The bad news [added for purposes of this post:  in my view this is seriously bad news] is that Scholastica (like SSRN and Bepress) is private, and revenue-dependent, which means that all of this comes at a significant cost to schools and individual scholars, and the open access commitment is always at risk of being modified or limited.

[Another addition:  In other words – in one corner of scholars’ professional lives, many of us rail against publishers and publishing systems that make it difficult and expensive (and/or both) for our intended audiences to read our work.   Boo! to Westlaw, Lexis/Nexis, and ReedElsevier — more or less.  Yay! to SSRN and institutional archives — mostly.  And now, in this other corner, universities, which have on the whole been supportive (and sometimes aggressively supportive) of OA publishing by their faculties, are (in the case of Scholastica) outsourcing their production of journals to a private firm that is as proprietary about its platform as any traditional publisher.  I have no doubt that the founders of Scholastica, who have been scholars themselves, are committed to doing the right thing, whatever that means to them now and in the future.  But this is, again, competition between a metaphorical Windows (i.e., a closed, centrally-managed environment that’s easy for people (law students) to accept because it looks simple and it looks like there are no cheaper alternatives) and a metaphorical Linux (i.e., a free, distributed, modifiable, and customizable environment that isn’t as difficult to use as it seems – but that is less visible).  If you’re a law professor or a law review editor (or a Dean!) and you wonder whether Scholastica has competition that comes at a lower (or zero) cost, then the answer is:  there is.  See below.]

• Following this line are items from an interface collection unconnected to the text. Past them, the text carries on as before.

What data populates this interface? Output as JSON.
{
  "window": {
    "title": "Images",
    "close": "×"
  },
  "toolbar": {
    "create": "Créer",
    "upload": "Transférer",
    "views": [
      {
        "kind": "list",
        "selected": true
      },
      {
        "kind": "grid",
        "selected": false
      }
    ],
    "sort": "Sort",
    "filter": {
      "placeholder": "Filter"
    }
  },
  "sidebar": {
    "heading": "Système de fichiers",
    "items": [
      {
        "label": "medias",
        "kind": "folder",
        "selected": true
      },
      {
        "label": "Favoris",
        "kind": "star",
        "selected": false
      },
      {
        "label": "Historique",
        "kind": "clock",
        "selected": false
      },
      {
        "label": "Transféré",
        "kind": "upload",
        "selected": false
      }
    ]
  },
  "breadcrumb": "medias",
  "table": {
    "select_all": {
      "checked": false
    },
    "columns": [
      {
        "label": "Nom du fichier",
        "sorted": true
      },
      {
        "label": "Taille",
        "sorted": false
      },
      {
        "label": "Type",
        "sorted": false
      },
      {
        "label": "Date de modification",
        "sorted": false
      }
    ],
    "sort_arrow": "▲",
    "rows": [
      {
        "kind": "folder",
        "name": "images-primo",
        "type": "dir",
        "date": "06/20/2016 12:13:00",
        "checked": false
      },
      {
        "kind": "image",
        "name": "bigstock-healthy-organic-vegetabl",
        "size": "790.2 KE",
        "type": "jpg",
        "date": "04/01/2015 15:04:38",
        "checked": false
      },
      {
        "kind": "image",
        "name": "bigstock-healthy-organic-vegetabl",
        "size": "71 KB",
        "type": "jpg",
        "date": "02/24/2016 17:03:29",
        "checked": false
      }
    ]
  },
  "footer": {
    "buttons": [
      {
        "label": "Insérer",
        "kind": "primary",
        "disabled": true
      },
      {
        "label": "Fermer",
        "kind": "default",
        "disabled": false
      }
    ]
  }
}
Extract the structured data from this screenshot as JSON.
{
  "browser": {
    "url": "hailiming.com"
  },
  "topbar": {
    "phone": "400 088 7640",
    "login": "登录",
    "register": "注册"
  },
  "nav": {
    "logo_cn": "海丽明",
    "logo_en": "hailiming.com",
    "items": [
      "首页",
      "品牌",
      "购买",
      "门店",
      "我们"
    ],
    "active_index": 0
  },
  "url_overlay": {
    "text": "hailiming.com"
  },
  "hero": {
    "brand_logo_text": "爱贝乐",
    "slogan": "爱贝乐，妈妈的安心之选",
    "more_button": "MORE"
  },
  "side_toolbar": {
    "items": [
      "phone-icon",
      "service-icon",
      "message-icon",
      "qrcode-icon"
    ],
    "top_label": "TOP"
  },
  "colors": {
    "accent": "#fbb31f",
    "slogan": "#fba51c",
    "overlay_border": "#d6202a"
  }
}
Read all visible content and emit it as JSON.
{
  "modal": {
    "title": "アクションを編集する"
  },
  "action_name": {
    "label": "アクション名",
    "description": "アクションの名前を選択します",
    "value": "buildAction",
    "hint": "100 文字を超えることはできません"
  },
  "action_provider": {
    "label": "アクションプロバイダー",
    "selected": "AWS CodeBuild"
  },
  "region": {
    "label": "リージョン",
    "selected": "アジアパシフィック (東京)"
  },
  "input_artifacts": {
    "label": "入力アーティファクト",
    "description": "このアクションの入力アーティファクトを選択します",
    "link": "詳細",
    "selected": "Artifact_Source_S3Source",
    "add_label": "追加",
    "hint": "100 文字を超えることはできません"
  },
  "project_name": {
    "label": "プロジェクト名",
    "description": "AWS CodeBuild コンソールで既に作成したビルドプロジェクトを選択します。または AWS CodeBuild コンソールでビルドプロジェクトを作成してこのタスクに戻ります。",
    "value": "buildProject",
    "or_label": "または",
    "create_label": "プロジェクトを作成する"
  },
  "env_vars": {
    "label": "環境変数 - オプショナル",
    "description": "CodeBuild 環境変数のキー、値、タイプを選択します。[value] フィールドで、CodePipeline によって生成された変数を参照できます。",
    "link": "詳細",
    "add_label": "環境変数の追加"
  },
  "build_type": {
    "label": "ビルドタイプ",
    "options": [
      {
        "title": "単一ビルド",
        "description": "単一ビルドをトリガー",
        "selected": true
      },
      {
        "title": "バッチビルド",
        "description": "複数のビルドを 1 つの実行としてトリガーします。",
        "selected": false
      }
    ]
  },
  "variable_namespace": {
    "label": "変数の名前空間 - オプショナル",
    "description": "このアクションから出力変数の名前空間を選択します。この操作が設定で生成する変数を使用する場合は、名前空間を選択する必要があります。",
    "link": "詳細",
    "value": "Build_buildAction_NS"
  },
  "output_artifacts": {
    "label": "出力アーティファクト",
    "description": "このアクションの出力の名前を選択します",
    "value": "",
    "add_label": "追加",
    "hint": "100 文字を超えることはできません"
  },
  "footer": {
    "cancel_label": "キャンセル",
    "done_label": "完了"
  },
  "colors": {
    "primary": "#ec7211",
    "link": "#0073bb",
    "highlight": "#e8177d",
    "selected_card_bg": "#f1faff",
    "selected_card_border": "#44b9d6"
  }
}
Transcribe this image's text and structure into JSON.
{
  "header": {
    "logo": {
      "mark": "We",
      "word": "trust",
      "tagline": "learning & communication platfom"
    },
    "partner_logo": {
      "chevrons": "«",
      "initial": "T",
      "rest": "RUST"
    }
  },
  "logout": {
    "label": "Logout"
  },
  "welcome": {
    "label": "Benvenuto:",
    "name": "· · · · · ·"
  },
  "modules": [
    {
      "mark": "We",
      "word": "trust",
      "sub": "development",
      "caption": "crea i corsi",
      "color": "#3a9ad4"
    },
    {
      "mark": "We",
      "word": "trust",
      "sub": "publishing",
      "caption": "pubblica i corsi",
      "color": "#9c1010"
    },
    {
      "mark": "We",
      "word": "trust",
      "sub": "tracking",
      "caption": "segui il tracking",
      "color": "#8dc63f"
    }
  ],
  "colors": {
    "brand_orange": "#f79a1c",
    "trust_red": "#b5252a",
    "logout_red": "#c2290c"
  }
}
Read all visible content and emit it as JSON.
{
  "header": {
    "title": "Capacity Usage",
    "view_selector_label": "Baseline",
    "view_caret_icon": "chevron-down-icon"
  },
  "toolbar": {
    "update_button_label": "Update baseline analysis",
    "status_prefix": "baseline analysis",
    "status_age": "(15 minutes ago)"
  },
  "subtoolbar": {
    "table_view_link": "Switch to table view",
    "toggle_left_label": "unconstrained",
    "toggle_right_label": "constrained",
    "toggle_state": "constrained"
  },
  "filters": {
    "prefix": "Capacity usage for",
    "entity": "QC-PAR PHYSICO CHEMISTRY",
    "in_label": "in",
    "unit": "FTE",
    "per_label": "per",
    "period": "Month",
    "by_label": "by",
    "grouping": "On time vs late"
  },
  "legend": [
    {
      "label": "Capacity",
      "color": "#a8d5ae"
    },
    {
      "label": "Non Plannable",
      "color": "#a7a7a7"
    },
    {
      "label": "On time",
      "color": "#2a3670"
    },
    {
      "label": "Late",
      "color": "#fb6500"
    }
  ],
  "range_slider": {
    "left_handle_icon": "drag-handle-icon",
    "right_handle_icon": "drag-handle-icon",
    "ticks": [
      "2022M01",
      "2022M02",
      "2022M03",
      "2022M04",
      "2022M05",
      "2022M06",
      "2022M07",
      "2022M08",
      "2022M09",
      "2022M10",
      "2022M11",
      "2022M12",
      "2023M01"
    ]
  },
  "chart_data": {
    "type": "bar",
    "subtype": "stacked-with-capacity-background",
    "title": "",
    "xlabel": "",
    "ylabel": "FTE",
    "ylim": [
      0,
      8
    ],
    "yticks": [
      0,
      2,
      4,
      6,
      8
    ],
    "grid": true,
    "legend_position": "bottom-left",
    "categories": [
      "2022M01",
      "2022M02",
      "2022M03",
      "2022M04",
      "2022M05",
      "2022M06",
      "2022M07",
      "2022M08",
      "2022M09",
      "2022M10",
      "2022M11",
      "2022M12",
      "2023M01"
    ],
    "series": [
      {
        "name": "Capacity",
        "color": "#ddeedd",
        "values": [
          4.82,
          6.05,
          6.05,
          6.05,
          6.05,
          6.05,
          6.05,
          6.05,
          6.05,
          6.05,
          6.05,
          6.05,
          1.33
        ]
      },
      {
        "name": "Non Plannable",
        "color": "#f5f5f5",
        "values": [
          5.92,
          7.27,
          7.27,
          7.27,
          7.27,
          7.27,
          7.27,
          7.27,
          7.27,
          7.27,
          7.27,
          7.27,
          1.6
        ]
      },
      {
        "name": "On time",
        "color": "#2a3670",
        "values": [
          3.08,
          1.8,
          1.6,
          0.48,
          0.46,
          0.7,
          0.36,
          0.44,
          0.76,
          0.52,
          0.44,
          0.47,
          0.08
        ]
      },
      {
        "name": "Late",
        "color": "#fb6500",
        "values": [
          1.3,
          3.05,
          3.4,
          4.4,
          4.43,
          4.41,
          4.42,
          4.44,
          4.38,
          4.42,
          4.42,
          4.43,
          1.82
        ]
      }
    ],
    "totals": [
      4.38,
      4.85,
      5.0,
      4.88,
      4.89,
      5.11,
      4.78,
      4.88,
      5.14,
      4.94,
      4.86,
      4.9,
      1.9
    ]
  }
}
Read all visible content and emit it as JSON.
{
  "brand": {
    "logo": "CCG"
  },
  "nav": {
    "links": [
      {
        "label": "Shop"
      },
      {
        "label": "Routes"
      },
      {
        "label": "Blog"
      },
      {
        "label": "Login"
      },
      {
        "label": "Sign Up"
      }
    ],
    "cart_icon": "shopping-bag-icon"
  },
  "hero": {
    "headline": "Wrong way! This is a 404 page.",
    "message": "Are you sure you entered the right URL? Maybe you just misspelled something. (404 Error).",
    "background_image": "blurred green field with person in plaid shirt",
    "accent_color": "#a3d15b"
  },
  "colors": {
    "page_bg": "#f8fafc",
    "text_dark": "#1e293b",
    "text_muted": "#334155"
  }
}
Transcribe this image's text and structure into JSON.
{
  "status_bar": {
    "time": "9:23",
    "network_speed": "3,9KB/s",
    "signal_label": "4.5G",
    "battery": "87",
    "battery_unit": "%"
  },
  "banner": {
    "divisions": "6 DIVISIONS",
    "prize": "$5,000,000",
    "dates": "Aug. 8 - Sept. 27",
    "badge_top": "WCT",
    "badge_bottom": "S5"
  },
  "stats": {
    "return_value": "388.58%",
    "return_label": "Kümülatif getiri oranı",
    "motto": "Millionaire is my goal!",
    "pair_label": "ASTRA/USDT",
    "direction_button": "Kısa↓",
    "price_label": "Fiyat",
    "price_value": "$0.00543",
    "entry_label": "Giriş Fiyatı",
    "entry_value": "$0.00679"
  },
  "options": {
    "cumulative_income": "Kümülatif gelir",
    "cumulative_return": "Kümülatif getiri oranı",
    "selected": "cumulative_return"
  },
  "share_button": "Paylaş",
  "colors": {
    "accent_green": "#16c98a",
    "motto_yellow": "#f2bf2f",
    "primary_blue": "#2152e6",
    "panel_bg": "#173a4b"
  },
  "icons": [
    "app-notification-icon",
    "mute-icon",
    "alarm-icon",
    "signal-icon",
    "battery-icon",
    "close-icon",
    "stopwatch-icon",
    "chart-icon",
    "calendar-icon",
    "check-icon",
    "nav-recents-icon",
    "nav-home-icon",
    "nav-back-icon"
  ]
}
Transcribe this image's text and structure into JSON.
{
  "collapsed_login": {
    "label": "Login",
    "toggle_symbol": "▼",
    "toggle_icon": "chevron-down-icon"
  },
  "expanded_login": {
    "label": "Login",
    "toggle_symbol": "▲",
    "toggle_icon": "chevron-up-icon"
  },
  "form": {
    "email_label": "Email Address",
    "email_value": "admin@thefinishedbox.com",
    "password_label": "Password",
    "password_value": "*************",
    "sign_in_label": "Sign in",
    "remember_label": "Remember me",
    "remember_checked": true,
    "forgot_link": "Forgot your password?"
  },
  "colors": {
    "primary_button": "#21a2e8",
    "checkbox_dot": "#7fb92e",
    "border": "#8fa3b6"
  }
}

Coming soon at the University of Pittsburgh, a similar-but-different model: migration of all of our law journals to an *open source* e-publishing platform *funded and maintained by the university itself as part of its commitment to OA* that is comparable to Scholastica and Bepress, but that retains the journals’ ability to accept submissions via ExpressO, if they choose.